"Well, sir," the Korean interpreter replied, "I didn't think everyone would get the point, so I said, 'The general has just told a joke. Everyone will please laugh.'"
During my Air Force basic training, I cracked the frames of my eyeglasses. After taping them, I applied for new frames. I didn't get them, so I applied again at each base to which I was sent. After four years, and just before my discharge, I received nine sets of frames—all marked "Rush."
"I can't tell you," the Navy man said. "That's classified."
My six-foot-three, 280-pound brother raised his hand and said, "Yes, sir, I do."
Our sergeant grabbed him by the arm and led him out in front of the group. "Men," he said, "this is my new assistant.

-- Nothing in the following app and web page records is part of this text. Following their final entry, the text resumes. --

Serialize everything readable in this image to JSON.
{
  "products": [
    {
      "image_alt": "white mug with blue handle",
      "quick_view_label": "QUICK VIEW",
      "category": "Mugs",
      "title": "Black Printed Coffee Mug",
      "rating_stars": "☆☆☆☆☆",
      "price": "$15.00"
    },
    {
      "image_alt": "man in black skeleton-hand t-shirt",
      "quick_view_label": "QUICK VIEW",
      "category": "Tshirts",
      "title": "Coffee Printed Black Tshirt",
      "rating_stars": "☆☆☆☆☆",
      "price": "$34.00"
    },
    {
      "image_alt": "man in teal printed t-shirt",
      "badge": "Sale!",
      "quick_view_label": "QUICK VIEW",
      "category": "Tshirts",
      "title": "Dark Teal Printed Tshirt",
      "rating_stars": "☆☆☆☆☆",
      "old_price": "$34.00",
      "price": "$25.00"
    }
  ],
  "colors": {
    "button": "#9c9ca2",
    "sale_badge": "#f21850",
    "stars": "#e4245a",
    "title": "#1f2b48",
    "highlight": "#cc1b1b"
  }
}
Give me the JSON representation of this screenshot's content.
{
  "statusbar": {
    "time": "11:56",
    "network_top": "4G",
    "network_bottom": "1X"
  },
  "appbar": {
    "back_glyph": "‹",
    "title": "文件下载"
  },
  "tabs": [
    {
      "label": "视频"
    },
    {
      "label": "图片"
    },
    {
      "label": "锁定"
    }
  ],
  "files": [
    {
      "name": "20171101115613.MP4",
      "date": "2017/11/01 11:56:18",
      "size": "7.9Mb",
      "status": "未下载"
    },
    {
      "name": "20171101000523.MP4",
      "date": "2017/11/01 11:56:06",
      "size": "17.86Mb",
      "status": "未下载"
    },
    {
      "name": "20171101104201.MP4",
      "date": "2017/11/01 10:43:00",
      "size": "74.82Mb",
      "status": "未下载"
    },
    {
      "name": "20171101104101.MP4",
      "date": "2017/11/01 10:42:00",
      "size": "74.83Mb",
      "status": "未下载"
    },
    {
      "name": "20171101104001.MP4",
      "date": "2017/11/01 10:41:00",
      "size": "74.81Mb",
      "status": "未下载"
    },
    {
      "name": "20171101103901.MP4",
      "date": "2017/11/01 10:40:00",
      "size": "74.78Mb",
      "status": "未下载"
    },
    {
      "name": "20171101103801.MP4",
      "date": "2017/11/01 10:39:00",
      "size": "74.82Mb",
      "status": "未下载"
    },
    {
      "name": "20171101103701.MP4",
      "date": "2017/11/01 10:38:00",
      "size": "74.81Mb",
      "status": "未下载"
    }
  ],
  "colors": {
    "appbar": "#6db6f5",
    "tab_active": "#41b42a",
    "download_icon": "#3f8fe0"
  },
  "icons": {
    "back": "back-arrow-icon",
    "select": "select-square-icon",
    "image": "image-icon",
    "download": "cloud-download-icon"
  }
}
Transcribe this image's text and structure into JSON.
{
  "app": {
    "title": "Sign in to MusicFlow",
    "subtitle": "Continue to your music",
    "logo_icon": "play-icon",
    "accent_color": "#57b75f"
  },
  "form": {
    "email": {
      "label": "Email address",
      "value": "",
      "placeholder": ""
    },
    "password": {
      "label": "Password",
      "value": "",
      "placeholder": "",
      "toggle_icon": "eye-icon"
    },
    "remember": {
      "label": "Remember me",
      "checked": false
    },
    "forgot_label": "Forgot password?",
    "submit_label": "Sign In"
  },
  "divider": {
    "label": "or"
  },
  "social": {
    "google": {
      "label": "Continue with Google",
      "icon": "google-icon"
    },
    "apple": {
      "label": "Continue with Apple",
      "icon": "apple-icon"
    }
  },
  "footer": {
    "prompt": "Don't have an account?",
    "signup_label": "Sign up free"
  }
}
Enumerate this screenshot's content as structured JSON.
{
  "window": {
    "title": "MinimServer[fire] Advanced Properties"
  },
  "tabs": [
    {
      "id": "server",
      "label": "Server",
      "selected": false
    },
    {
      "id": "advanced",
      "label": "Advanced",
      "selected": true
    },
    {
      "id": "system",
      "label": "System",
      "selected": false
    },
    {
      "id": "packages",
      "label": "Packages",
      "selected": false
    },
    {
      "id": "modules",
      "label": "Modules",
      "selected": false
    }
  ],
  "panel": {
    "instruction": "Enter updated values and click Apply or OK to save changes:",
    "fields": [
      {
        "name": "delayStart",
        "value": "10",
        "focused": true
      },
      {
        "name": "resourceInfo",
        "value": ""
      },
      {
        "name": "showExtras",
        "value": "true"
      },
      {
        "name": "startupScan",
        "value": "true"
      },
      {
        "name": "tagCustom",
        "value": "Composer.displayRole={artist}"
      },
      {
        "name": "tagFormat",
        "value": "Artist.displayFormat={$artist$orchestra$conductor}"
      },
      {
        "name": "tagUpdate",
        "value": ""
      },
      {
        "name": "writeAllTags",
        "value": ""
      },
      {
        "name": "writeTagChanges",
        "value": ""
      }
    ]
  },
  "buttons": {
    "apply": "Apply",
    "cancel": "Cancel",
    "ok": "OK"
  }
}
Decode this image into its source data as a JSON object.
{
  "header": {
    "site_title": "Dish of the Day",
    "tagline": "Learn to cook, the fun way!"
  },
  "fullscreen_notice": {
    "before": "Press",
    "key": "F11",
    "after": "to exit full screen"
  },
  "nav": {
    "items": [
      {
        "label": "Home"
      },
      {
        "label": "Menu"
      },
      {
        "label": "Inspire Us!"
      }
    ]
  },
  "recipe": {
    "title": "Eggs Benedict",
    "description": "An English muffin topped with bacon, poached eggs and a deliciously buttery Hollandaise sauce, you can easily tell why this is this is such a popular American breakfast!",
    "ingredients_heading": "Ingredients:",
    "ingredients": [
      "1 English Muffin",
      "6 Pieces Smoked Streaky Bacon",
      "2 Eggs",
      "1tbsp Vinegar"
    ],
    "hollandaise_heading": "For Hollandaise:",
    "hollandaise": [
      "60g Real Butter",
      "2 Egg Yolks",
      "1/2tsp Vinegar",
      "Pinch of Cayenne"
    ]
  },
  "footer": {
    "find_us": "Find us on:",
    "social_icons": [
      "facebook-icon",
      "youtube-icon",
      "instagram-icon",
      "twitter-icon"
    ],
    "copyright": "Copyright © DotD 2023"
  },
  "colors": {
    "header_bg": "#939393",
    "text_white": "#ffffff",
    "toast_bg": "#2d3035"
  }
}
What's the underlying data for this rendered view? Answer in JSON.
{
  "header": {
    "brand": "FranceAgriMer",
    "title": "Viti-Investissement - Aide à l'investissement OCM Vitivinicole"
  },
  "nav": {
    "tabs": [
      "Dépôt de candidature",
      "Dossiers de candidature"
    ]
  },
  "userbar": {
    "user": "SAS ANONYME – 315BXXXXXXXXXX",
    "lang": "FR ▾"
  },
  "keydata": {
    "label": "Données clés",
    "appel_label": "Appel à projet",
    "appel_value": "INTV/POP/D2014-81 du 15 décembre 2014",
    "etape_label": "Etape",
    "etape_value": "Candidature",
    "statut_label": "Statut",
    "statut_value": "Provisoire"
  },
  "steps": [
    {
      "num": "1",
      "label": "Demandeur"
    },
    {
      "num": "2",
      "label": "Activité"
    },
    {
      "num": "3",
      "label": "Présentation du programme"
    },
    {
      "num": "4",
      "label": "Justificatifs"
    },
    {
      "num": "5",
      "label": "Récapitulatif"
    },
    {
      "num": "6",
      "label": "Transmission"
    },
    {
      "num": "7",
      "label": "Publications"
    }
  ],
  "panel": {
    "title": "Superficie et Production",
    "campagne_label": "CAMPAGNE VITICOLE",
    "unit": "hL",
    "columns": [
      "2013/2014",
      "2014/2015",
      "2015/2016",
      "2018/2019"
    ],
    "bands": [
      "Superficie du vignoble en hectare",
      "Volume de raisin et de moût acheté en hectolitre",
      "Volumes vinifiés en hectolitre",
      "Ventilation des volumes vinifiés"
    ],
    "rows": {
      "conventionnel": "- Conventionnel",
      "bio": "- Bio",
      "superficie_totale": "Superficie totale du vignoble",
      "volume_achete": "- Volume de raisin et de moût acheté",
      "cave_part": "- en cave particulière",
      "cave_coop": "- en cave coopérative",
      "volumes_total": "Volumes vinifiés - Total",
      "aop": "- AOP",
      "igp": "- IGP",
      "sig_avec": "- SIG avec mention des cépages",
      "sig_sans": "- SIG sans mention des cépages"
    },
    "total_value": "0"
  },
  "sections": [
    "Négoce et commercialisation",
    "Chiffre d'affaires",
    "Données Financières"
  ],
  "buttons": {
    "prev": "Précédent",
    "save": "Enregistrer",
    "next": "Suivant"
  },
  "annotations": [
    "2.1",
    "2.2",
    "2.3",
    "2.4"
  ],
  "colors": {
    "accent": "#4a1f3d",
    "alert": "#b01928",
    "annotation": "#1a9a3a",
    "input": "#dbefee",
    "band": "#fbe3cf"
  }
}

Now, is there anyone here who thinks he can whip both of us?"
On one tour I watched almost an entire unit hit their heads one after another as they came up the stairs. Curious, I asked their commander what unit they were from.
"Military intelligence," he replied.
Suddenly his drill sergeant barked, "Comito, give me 25 push-ups. And the next time your daddy wants your picture, you smile!"
"Air Force chicken," replied the sergeant. "You want wings or landing gear?"
With a sigh of exasperation, my wife responded, "And just what time is that?"
"Lieutenant," he replied, "three-quarters of the earth is covered with water, and the Navy has been showing you that. If you wanted to see the other quarter, you should have joined the Army."
He gasped as I handed him the huge sheaf of charts, figures and explanations. "What am I supposed to do with this?" he asked.
"You have to sign it, sir."
"Thank goodness," he said, sighing with relief. "I thought I had to read it."
"Sorry, sir," security said to the soldier, "but this item is prohibited." Taking the knife away, the airport worker then handed him back the M-16.
A few days later in anticipation of Yom Kippur, the drill sergeant again asked for all Jewish personnel to ID themselves. This time, every soldier raised his hand. "Only the personnel who were Jewish last week can be Jewish this week," declared the sergeant.
The startled airman replied, "Button it, sir!"
The colonel looked him in the eye and said, "Well?"
At that, the airman nervously reached over and buttoned the colonel's shirt pocket.
During one exercise, the lead man in the formation occasionally turned around and whispered to me "Log" or "Rock," which I would pass along. Suddenly there was a crash ahead of me and, from several feet down, I heard a single whispered word—"Hole."
"Let him pass," suggested the second doctor. "I don't see any problems unless he has to surrender."